IV. CONCLUSION

We, therefore, conclude that the trial court erred in dismissing Anderson's amended complaint with prejudice as to Epstein, as the claims asserted against him in the amended complaint relate back to the claims asserted against him in the 2009 case.

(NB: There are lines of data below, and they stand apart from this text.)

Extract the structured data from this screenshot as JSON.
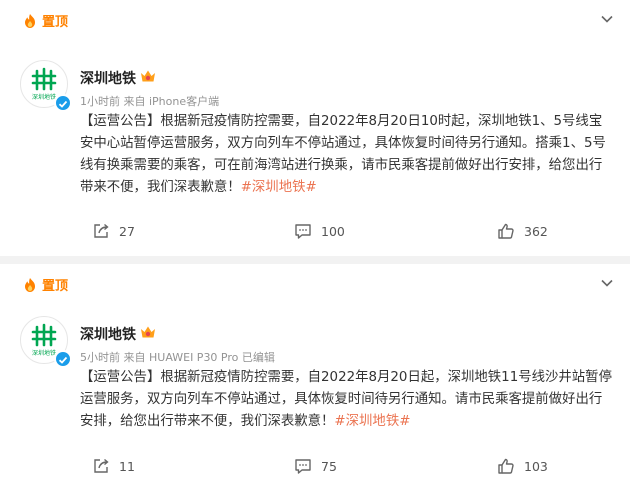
{
  "colors": {
    "accent": "#ff8200",
    "hashtag": "#eb7350",
    "verified": "#1a9dea",
    "logo": "#00a651"
  },
  "posts": [
    {
      "pin_label": "置顶",
      "author": "深圳地铁",
      "avatar_text": "深圳地铁",
      "meta": "1小时前 来自 iPhone客户端",
      "text": "【运营公告】根据新冠疫情防控需要，自2022年8月20日10时起，深圳地铁1、5号线宝安中心站暂停运营服务，双方向列车不停站通过，具体恢复时间待另行通知。搭乘1、5号线有换乘需要的乘客，可在前海湾站进行换乘，请市民乘客提前做好出行安排，给您出行带来不便，我们深表歉意！",
      "hashtag": "#深圳地铁#",
      "reposts": "27",
      "comments": "100",
      "likes": "362"
    },
    {
      "pin_label": "置顶",
      "author": "深圳地铁",
      "avatar_text": "深圳地铁",
      "meta": "5小时前 来自 HUAWEI P30 Pro 已编辑",
      "text": "【运营公告】根据新冠疫情防控需要，自2022年8月20日起，深圳地铁11号线沙井站暂停运营服务，双方向列车不停站通过，具体恢复时间待另行通知。请市民乘客提前做好出行安排，给您出行带来不便，我们深表歉意！",
      "hashtag": "#深圳地铁#",
      "reposts": "11",
      "comments": "75",
      "likes": "103"
    }
  ]
}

Accordingly, we reverse the trial court's order dismissing the claims in the 2009 amended complaint relating to Epstein with prejudice, and remand for further proceedings consistent with this Court's opinion.

We also conclude that the trial court erred in dismissing Anderson's amended complaint with prejudice as to the Trustee, as the Trustee did not move to dismiss the claims Anderson sought to assert against it in the 2009 case.

Finally, we dismiss Anderson's appeal as it relates to the Association, because count VI remains pending below against the Association in both the 2009 and 2010 cases.

Dismissed in part, Reversed in part, and Remanded for further proceedings.

FOOTNOTES

1.  We note, however, that our discussion regarding the relation back of Anderson's claims against Epstein likely will guide the trial court on remand with regard to Anderson's claims against the Association.

2.  Anderson's claims for trespass, nuisance, and negligence are subject to a four-year statute of limitations, see § 95.11(3), Fla. Stat. (2015), while her claim for breach of a written contract is subject to a five-year statute of limitations, see § 95.11(2), Fla. Stat. (2015).

LAGOA, J.